- Make holy the practice of sending and receiving Christmas cards! If you send someone a Christmas card, say a prayer for that person or persons before you mail it out. When you receive a holiday card, after you open it up, offer a prayer for the sender. Sandy and I hang up our Christmas cards on a door, and when we take them down, we offer a prayer for each sender.
- When you greet someone during the 12 days of Christmas, wish them a “Merry ___ Day of Christmas!” I used to just say “Merry Christmas!” to a cashier at our Food Lion on Dec. 29th, but when I did, I got the “deer in the headlight” look! So, now I plan to say, “Merry 4th Day of Christmas,” which doesn’t sound so bad!

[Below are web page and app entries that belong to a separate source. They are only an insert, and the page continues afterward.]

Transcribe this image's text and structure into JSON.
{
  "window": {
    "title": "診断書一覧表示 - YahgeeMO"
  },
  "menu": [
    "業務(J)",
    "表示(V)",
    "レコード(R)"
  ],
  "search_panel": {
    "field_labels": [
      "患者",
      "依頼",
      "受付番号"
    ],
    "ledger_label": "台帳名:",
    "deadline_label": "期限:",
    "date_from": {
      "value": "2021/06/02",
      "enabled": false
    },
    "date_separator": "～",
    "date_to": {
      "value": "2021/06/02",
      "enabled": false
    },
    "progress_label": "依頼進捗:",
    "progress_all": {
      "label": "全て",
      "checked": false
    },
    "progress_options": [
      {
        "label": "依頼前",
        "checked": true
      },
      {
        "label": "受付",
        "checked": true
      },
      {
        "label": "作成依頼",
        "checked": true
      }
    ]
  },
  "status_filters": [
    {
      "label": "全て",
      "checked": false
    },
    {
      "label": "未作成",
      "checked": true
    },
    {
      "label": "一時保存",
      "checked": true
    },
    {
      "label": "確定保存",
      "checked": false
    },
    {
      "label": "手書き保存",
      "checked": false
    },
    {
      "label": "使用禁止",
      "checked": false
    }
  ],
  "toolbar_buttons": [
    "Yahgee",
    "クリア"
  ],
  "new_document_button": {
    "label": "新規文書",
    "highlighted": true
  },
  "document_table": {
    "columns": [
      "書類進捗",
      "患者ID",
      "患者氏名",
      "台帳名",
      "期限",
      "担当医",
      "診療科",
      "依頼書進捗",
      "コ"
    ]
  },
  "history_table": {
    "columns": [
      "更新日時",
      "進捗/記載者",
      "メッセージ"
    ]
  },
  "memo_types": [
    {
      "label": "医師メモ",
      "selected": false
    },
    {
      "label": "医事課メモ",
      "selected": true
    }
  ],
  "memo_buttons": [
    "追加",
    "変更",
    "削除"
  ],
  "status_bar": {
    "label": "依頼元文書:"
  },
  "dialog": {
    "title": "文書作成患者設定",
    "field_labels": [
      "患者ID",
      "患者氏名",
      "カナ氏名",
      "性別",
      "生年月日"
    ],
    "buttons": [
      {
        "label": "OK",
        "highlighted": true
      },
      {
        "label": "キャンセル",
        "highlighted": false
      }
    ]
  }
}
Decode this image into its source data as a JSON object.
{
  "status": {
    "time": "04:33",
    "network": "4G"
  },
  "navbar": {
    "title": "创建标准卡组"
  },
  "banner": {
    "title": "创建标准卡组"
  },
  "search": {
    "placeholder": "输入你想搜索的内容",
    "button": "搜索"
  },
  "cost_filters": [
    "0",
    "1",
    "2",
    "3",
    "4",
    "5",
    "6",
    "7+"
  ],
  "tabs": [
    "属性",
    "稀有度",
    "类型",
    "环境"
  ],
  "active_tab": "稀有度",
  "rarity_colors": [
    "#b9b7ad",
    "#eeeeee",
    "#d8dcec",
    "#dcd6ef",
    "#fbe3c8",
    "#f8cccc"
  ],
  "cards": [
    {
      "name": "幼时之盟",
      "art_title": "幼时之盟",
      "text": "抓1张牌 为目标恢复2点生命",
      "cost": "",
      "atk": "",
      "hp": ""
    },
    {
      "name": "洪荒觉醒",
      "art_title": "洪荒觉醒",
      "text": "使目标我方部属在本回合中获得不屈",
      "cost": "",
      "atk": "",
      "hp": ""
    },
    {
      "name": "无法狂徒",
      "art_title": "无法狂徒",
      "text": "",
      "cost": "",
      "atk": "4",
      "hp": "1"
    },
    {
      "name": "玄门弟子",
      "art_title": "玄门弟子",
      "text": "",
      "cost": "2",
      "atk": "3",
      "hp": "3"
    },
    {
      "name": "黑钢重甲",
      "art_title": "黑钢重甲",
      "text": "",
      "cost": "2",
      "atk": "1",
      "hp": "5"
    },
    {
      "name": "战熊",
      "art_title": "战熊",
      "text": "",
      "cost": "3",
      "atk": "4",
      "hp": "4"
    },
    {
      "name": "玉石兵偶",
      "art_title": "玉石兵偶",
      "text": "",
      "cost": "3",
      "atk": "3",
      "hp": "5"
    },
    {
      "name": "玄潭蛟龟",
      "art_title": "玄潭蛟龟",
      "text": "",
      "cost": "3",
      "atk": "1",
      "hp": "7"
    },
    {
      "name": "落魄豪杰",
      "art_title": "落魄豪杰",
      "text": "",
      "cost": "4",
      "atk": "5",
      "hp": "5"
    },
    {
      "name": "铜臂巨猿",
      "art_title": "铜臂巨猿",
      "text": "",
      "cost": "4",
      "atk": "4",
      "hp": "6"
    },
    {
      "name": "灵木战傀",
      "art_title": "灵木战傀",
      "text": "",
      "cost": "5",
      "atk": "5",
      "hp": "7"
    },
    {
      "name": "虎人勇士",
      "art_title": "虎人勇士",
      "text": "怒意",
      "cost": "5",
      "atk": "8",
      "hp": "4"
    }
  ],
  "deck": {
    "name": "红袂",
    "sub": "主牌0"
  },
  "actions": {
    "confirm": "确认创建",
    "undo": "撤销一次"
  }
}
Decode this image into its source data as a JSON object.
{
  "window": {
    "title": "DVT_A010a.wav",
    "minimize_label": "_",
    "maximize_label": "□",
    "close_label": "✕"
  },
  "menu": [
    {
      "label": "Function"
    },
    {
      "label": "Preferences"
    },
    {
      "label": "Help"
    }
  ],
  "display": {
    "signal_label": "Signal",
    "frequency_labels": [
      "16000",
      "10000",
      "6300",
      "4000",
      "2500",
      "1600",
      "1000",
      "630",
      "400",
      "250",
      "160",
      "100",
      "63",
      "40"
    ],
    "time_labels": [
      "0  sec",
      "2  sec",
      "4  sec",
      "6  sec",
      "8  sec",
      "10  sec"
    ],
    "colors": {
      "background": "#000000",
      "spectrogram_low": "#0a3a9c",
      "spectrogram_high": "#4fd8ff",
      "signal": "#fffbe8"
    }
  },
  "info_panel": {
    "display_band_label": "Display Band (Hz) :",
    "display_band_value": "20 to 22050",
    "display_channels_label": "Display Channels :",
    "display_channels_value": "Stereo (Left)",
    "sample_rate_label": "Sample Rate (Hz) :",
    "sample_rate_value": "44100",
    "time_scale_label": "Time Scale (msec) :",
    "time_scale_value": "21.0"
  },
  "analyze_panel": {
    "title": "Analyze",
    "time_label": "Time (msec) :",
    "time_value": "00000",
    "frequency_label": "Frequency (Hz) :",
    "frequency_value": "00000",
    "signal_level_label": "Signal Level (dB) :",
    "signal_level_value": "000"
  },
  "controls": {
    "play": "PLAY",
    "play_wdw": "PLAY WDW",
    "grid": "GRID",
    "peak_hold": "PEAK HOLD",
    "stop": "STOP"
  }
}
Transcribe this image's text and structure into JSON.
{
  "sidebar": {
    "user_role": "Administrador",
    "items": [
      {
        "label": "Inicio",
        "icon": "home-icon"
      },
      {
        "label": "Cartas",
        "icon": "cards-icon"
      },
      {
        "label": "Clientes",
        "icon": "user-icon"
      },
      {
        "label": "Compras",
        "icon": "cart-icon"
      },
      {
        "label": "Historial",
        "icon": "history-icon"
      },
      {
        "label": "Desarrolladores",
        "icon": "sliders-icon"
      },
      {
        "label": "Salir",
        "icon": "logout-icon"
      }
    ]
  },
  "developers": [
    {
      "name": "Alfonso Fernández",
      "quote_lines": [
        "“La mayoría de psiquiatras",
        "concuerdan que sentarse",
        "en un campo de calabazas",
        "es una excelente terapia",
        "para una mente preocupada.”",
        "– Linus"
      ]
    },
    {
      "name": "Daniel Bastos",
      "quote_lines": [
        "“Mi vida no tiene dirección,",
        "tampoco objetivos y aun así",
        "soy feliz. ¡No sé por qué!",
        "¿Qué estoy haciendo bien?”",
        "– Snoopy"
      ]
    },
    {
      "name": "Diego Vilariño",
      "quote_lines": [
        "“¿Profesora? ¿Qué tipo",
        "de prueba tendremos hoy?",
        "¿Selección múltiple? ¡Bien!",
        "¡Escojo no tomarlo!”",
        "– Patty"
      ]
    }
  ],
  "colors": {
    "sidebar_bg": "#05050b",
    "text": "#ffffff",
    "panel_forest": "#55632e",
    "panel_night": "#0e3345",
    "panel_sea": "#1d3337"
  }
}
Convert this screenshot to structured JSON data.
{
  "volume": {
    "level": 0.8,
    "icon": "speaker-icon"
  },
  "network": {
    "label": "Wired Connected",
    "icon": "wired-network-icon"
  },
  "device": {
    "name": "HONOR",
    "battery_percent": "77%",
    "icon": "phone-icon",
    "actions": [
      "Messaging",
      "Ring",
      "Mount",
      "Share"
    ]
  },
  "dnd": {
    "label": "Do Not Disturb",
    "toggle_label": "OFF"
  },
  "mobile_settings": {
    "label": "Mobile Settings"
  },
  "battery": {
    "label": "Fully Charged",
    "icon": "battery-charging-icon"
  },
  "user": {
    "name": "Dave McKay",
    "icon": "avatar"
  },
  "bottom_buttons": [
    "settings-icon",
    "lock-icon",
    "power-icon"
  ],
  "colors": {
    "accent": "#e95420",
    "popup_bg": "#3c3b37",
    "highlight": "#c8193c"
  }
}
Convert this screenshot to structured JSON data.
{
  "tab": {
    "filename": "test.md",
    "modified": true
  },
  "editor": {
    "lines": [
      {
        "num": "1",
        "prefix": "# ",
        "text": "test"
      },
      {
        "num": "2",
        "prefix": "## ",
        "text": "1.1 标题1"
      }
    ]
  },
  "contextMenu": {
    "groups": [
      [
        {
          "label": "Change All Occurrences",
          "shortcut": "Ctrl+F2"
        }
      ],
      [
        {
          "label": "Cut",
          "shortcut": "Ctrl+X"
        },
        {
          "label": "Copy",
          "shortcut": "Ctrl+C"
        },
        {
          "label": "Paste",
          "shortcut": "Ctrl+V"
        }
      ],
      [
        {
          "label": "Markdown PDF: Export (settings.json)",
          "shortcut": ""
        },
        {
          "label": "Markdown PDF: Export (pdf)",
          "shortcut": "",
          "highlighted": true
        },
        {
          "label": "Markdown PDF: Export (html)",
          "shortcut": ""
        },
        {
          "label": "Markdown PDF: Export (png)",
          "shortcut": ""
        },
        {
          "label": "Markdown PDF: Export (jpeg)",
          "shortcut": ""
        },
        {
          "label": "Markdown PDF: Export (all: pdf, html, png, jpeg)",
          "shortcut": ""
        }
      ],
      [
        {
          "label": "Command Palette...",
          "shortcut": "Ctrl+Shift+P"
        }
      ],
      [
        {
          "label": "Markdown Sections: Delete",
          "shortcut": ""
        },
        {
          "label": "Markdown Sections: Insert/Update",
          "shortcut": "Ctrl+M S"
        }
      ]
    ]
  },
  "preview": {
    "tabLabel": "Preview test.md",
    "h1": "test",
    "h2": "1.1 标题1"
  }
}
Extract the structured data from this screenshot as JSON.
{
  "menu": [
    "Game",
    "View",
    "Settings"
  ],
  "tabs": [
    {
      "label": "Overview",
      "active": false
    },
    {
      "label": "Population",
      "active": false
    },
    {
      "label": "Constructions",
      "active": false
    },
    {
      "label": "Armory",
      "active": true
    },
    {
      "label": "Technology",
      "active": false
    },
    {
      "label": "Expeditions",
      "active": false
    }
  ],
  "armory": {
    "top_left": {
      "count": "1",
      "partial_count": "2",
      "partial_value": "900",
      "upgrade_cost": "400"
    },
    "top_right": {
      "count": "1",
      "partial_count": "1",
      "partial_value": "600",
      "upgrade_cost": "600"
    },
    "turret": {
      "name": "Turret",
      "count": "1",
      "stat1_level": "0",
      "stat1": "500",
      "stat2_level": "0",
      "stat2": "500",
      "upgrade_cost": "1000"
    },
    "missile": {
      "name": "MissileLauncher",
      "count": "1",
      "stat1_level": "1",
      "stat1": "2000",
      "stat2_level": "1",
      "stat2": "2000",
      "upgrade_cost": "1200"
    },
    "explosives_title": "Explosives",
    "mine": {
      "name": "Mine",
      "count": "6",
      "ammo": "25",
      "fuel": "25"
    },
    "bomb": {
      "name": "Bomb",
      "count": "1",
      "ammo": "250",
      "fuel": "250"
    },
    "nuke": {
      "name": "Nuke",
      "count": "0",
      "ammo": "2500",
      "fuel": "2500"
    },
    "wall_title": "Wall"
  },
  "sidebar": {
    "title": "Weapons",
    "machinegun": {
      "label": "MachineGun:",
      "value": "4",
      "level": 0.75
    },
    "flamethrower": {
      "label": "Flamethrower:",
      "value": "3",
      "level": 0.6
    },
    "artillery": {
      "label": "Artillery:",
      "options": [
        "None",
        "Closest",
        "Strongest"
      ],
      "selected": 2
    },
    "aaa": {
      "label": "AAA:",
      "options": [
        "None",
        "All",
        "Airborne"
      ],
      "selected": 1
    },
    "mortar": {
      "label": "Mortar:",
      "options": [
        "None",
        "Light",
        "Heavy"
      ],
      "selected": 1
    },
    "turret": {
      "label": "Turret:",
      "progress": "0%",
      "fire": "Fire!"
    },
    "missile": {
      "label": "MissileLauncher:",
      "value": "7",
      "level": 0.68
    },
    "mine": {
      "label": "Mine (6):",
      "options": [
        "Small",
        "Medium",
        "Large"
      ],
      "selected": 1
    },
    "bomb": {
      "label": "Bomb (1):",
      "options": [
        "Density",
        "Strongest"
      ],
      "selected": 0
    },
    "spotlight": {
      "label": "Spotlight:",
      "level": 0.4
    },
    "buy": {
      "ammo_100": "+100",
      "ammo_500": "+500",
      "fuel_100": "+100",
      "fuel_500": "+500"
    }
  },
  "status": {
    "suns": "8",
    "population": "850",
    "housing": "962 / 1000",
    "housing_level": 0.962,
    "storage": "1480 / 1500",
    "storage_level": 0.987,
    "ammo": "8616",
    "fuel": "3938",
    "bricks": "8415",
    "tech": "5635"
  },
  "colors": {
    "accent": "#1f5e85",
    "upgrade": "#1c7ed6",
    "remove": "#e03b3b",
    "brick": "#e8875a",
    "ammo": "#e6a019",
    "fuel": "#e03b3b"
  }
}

- If you have a Christmas tree, don’t decorate it all at once, especially if it’s an artificial tree. If you set it up on Thanksgiving Day or the First Sunday of Advent, perhaps leave it bare for a couple of days, and then gradually put up the decorations until it’s fully decorated and lit by Christmas Eve. Try to keep your artificial tree up until the Sunday after Epiphany (Jan. 6th).
- Celebrate Epiphany as a household and as part of the Church! All Saints’ has some special activities for that day, including a meal, service, and a bonfire with discarded real Christmas trees. Circle Jan. 6th on your calendar and write down “All Saints’!”
Why do I write down all these suggestions? It’s to help us be aware that there are TWO Christmas Seasons – secular and religious. For us who are Christians, as followers of Jesus, we need to LIVE OUT THESE SEASONS to more closely identify with the One who loves us and was born for us to set us free from sin and the power of death.
Please don’t discard this message! Please copy it, and read it again before you start your holiday plans. Secular holidays and their traditions come and go, but Jesus is the same, yesterday, today, and forever! This Advent and Christmas, with The Holy Spirit’s help, let’s plan to PREPARE, CELEBRATE, and CONTINUE CELEBRATING JESUS and thank our Abba/Father for that great Gift in our hearts!
-Fr. Jim Bernacki